  • Bd2 Other way around.Giorgetto Giugiaro penned the Pony Coupe during the early 1970s and later used its wedge shape as the basis for the M1 and then the DMC-12.The 3G Supra was just one of many Japanese coupes to adopt the wedge shape (actually was one of the later ones).The Mitsubishi Starion, Nissan 300ZX, etc.
  • Tassos I also want one of the idiots who support the ban to explain to me how it will work.Suppose sometime (2035 or later) you cannot buy a new ICE vehicle in the UK.Q1: Will this lead to a ICE fleet resembling that of CUBA, with 100 year old '56 Chevys eventually? (in that case, just calculate the horrible extra pollution due to keeping 100 year old cars on the road)Q2: Will people be able to buy PARTS for their old cars FOREVER?Q3: Will people be allowed to jump across the Channel and buy a nice ICE in France, Germany (who makes the best cars anyway), or any place else that still sells them, and then use it in the UK?
  • Tassos Bans are ridiculous and undemocratic and smell of Middle Ages and the Inquisition. Even 2035 is hardly any better than 2030.The ALMIGHTY CONSUMER should decide, not... CARB, preferably WITHOUT the Government messing with the playing field.And if the usual clueless idiots read this and offer the tired "But Government subsidizes the oil industry too", will they EVER learn that those MINISCULE (compared to the TRILLIONS of $ size of this industry) subsidies were designed to help the SMALL Oil producers defend themselves against the "Big Oil" multinationals.
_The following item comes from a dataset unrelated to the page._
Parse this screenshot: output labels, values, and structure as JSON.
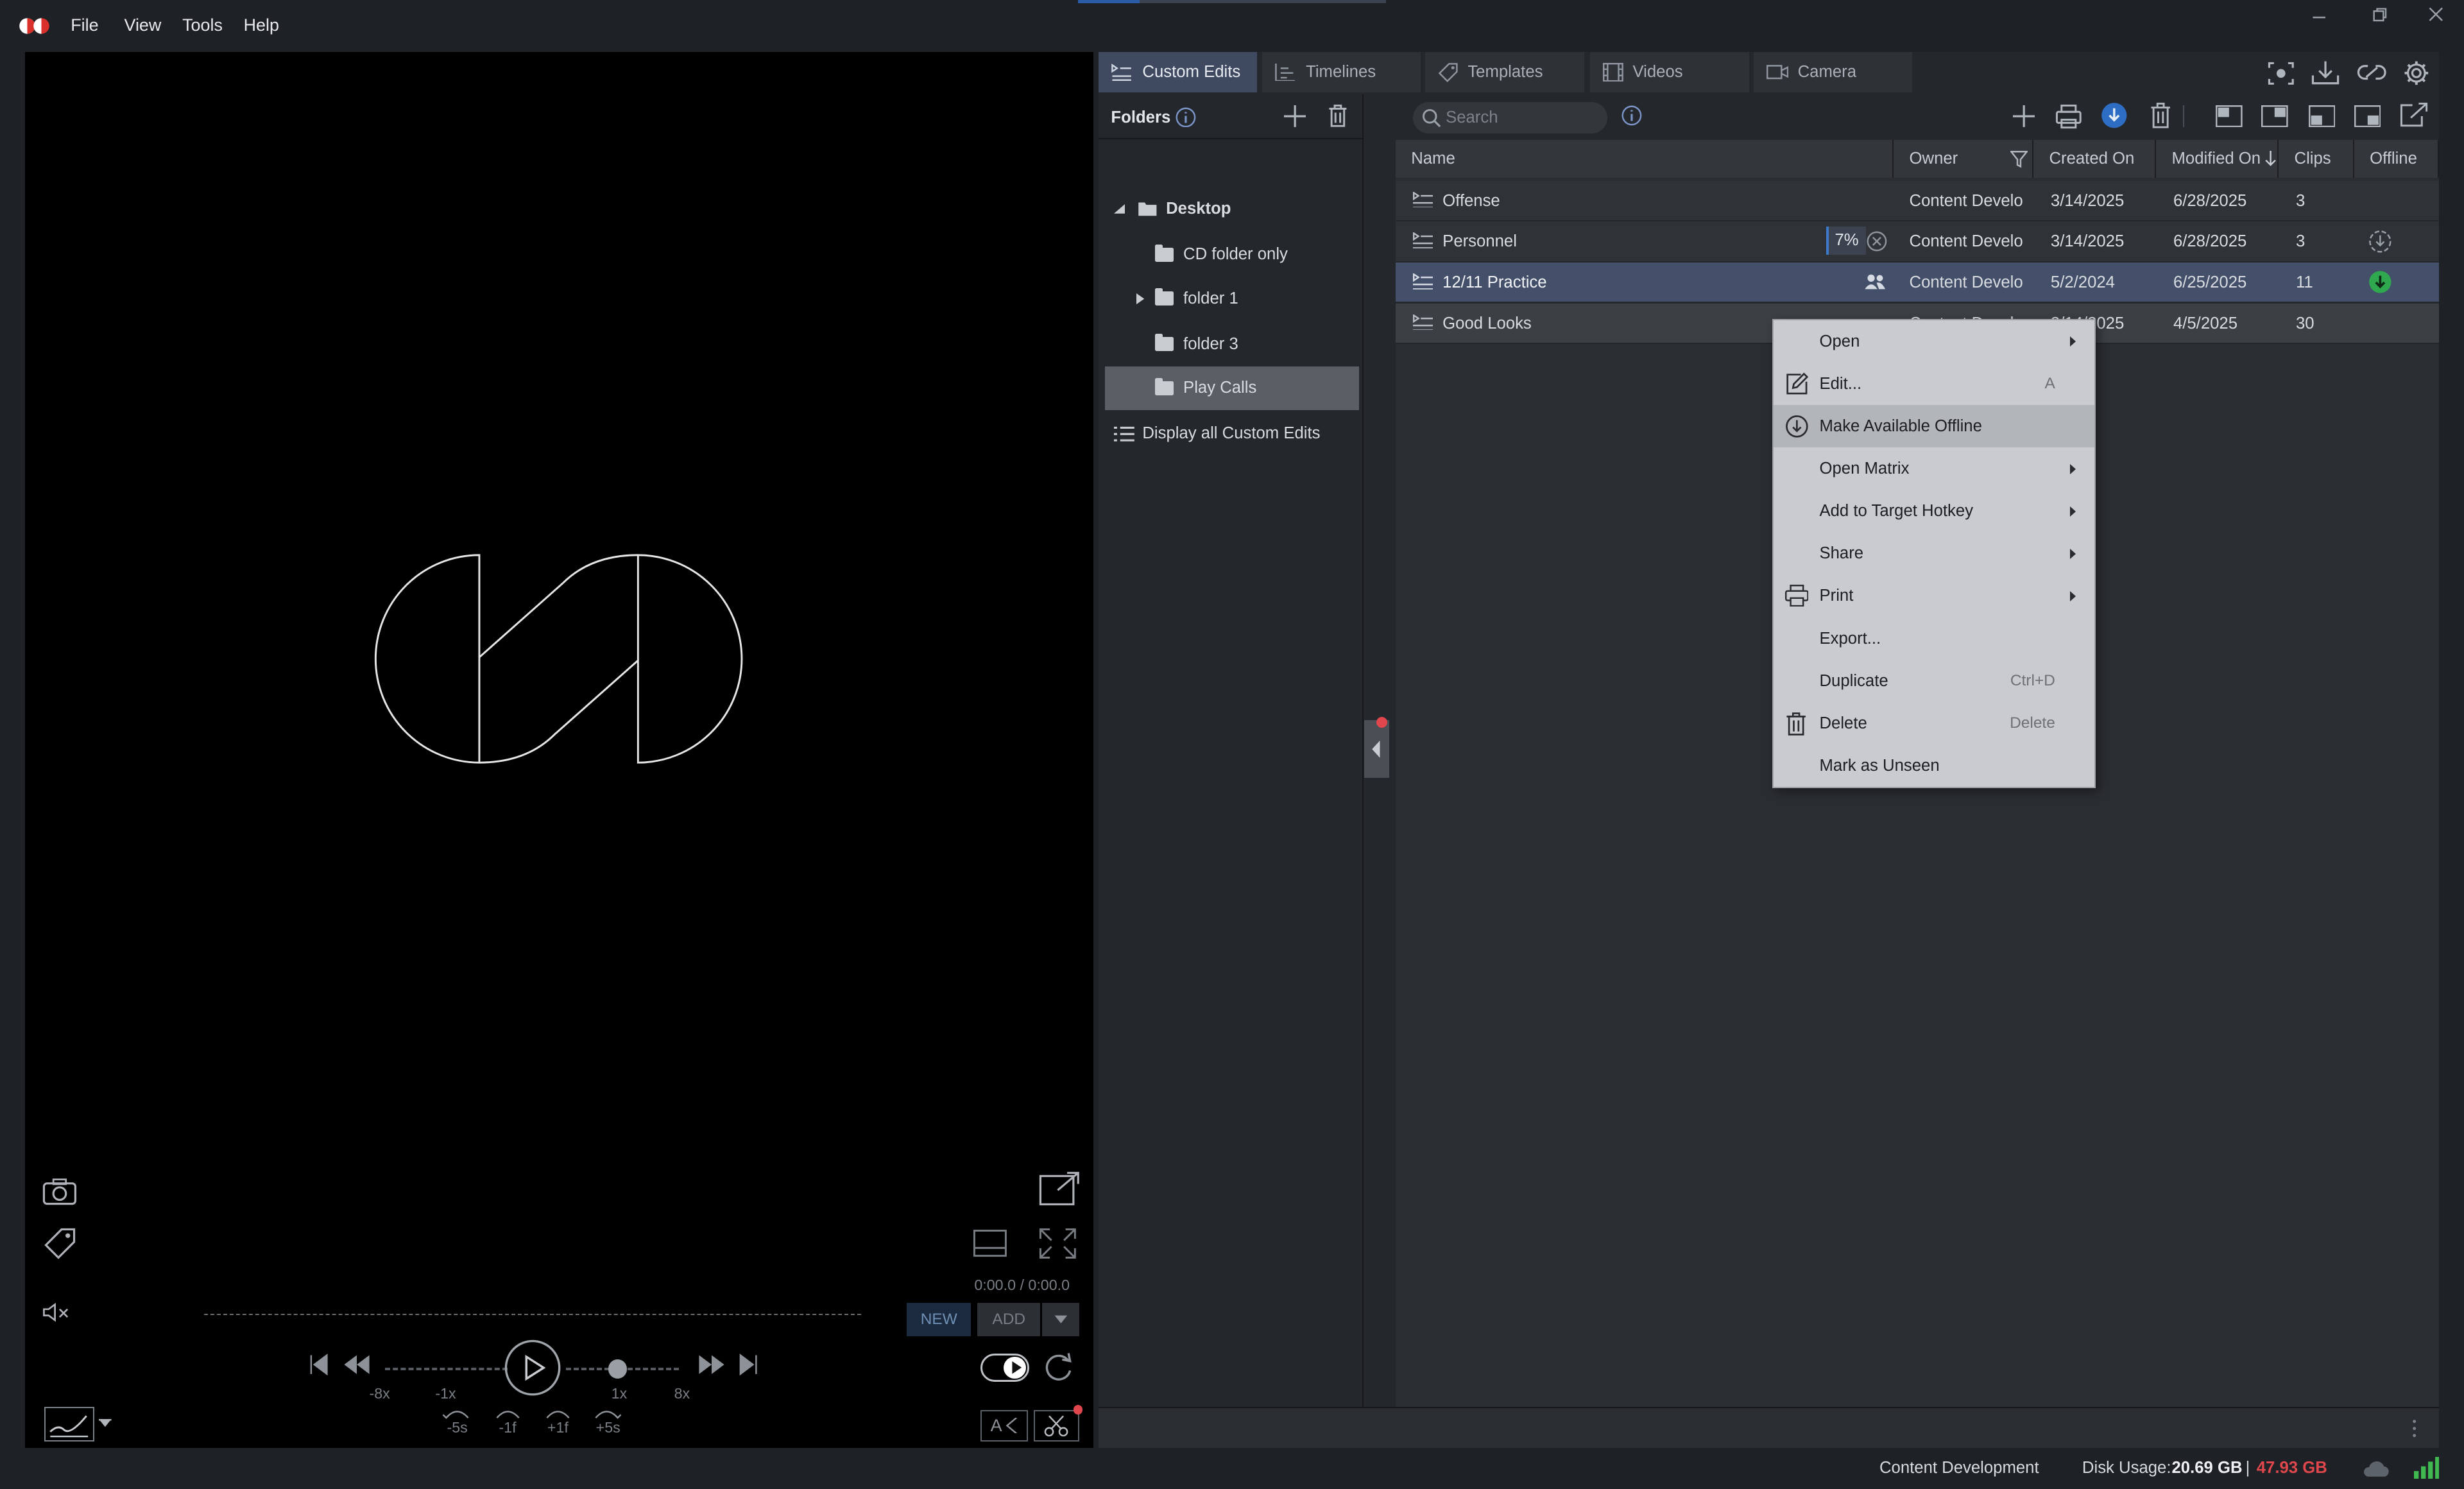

Ask ANY major Oil co CEO and he will gladly tell you that you can take those tiny subsidies and shove them.
  • Dusterdude The suppliers can ask for concessions, but I wouldn’t hold my breath . With the UAW they are ultimately bound to negotiate with them. However, with suppliers , they could always find another supplier ( which in some cases would be difficult, but not impossible)
  • AMcA Phoenix. Awful. The roads are huge and wide, with dedicated lanes for turning, always. Requires no attention to what you're doing. The roads are idiot proofed, so all the idiots drive - they have no choice, because everything is so spread out.